Search the records for lines with the word "JSON" and copy each match.

--- Data excerpts ---

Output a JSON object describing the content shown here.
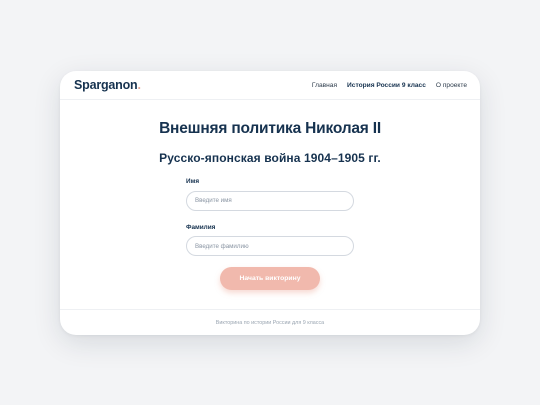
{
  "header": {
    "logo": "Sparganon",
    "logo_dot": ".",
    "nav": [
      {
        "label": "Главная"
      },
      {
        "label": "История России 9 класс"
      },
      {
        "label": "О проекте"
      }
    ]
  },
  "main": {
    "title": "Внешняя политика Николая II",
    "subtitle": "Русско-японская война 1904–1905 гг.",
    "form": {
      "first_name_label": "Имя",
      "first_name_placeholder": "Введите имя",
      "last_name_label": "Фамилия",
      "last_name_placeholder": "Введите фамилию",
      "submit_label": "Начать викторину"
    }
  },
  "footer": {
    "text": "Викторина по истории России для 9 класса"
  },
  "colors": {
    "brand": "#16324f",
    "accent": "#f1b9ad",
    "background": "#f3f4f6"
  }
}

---
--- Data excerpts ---

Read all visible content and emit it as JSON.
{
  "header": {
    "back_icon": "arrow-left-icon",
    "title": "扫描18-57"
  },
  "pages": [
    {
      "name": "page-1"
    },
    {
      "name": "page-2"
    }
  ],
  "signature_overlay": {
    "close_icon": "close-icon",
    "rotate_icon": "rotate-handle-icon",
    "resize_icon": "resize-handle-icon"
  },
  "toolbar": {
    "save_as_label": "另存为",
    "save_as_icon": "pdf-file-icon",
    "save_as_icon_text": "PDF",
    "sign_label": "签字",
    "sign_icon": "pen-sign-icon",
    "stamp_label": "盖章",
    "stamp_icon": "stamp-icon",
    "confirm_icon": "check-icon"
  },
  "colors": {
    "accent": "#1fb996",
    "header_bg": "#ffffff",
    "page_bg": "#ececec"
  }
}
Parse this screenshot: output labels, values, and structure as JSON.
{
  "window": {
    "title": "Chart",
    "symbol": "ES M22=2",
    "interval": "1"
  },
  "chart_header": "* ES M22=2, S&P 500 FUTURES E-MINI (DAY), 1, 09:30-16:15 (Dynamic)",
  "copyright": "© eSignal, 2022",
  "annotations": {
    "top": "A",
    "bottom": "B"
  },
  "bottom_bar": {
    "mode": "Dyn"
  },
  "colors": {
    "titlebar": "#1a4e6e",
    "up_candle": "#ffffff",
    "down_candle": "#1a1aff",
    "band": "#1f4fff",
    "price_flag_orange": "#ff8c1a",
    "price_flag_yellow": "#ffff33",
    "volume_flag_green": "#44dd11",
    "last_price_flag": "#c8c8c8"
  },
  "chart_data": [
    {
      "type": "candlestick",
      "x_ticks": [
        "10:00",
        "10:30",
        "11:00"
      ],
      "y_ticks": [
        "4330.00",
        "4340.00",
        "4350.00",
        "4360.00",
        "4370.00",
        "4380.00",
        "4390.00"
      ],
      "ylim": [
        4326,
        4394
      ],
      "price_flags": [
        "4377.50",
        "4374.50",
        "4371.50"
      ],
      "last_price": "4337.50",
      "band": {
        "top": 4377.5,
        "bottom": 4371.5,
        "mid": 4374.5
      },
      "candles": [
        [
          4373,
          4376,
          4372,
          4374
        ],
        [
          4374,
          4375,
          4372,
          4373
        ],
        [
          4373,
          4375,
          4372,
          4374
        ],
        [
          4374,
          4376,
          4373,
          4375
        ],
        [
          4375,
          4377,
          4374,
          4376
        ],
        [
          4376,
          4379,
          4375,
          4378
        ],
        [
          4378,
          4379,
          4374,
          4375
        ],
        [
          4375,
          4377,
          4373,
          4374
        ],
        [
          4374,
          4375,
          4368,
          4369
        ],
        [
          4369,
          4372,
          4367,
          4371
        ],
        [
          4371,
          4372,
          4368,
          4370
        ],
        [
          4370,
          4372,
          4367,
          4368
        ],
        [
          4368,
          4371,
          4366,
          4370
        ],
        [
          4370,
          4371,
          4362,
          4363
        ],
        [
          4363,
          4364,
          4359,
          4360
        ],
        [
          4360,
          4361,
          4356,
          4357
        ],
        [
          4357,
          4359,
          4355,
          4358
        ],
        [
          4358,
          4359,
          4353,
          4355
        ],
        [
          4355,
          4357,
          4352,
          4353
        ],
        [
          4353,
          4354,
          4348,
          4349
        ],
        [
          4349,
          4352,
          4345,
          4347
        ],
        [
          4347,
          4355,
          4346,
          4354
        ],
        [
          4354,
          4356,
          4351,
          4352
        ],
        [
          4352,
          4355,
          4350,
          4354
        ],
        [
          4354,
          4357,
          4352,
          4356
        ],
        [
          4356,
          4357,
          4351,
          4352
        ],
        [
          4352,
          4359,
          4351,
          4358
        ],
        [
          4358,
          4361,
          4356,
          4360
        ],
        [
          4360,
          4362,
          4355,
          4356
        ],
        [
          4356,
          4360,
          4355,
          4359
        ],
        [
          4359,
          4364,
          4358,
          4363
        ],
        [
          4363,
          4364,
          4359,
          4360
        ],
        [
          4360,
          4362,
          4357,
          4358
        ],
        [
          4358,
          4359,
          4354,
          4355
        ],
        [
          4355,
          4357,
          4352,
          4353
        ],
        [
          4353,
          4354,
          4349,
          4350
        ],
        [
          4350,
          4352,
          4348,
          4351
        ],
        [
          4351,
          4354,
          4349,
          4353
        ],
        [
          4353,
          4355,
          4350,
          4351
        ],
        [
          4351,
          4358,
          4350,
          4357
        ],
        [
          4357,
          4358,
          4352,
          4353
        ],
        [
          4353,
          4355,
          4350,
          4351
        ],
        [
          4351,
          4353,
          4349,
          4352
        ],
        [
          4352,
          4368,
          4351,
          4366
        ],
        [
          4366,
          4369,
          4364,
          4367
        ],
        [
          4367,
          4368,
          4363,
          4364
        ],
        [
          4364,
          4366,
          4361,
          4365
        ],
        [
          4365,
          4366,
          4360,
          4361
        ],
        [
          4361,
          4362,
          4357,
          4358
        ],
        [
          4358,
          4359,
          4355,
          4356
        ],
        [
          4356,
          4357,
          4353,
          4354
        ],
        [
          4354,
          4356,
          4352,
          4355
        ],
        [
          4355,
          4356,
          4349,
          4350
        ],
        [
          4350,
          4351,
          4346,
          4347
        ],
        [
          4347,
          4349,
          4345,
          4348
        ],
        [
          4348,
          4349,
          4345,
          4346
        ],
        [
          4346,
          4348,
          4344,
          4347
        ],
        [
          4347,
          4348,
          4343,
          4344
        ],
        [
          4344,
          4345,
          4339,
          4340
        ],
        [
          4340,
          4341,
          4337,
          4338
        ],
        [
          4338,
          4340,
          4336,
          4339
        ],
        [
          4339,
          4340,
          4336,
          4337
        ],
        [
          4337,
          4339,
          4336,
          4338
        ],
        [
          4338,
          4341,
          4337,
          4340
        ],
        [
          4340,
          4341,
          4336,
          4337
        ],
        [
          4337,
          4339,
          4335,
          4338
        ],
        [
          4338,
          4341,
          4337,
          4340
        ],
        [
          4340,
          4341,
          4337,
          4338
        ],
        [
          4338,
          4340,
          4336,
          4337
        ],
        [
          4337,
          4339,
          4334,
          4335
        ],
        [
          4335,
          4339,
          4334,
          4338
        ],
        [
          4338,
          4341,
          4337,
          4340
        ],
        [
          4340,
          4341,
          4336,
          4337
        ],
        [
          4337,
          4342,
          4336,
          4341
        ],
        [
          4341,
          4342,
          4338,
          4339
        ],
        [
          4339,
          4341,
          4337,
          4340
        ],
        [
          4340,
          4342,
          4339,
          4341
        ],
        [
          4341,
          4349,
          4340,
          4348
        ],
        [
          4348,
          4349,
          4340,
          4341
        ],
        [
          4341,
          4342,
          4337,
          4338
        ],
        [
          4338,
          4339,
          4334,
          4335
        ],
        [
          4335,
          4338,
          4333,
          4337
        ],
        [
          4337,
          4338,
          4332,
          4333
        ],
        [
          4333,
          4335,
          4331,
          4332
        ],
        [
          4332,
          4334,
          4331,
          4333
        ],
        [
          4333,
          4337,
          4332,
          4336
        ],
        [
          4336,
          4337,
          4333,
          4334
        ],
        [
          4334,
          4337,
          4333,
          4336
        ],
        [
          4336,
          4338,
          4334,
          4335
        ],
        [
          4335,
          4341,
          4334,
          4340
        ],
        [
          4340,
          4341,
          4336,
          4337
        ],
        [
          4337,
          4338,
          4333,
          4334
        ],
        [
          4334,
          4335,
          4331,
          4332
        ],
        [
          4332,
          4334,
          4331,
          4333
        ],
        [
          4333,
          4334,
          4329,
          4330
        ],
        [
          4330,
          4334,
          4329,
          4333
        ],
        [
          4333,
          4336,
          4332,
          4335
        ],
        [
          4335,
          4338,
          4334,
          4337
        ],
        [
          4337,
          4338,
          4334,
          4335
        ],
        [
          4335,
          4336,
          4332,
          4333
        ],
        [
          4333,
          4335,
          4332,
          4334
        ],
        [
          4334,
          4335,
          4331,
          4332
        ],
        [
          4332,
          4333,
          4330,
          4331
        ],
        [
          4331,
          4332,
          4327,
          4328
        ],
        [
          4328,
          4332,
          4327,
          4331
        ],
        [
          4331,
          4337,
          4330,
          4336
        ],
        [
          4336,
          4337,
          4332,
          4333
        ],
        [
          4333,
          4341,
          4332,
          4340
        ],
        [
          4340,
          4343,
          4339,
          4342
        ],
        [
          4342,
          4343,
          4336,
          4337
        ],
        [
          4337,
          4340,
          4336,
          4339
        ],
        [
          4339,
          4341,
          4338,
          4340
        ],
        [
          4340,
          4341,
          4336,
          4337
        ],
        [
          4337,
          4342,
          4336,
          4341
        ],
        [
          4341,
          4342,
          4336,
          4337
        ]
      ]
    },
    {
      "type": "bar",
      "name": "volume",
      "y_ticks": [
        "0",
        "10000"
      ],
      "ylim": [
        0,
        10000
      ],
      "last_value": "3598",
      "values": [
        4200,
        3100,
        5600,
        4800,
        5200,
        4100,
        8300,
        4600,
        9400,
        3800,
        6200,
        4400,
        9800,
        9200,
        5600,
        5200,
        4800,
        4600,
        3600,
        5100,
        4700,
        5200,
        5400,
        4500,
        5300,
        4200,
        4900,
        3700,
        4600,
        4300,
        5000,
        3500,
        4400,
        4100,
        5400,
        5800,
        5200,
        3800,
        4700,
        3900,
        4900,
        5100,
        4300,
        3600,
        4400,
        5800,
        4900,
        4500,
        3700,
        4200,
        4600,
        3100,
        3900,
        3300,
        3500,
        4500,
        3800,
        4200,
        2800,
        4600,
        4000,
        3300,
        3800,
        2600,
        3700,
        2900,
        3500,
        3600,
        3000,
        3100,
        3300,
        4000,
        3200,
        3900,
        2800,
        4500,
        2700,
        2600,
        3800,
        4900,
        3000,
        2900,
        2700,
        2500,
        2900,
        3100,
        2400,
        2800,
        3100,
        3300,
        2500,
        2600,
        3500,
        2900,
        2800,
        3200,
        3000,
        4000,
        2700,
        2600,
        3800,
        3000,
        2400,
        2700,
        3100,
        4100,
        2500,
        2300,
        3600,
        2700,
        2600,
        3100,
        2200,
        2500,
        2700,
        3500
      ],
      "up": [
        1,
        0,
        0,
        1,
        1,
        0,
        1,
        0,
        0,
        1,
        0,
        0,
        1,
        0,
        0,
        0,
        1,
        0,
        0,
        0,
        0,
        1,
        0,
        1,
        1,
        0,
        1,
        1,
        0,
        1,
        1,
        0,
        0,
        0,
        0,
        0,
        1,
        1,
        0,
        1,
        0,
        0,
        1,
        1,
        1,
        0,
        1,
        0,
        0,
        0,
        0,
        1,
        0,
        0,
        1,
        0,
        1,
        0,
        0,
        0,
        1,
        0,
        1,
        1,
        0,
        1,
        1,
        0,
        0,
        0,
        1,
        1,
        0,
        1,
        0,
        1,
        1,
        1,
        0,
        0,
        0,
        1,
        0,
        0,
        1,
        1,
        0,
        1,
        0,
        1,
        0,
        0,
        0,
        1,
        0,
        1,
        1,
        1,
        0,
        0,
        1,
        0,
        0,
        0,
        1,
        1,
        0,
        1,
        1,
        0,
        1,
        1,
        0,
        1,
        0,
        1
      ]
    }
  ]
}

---
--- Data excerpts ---

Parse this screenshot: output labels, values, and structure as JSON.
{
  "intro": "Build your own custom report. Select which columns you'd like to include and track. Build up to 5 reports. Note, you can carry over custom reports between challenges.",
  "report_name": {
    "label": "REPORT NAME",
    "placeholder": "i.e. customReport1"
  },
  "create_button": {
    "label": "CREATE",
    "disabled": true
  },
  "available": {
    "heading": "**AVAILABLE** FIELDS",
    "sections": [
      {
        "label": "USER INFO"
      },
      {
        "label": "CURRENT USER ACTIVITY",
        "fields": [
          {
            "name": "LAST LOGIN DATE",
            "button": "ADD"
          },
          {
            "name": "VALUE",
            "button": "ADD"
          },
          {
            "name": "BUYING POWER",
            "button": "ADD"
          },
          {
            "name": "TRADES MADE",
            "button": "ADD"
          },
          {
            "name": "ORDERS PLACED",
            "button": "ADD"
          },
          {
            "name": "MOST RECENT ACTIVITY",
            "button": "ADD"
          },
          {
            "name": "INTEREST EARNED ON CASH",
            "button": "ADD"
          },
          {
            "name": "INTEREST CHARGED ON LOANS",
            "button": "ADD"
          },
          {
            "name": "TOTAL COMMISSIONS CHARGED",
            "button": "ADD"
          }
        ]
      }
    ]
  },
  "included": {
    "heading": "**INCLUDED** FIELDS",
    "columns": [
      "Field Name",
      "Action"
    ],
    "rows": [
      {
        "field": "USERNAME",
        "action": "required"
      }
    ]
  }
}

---

> Result of this exercise:
Output a JSON object describing the content shown here.
Read all visible content and emit it as JSON.
Parse this screenshot: output labels, values, and structure as JSON.
Parse this screenshot: output labels, values, and structure as JSON.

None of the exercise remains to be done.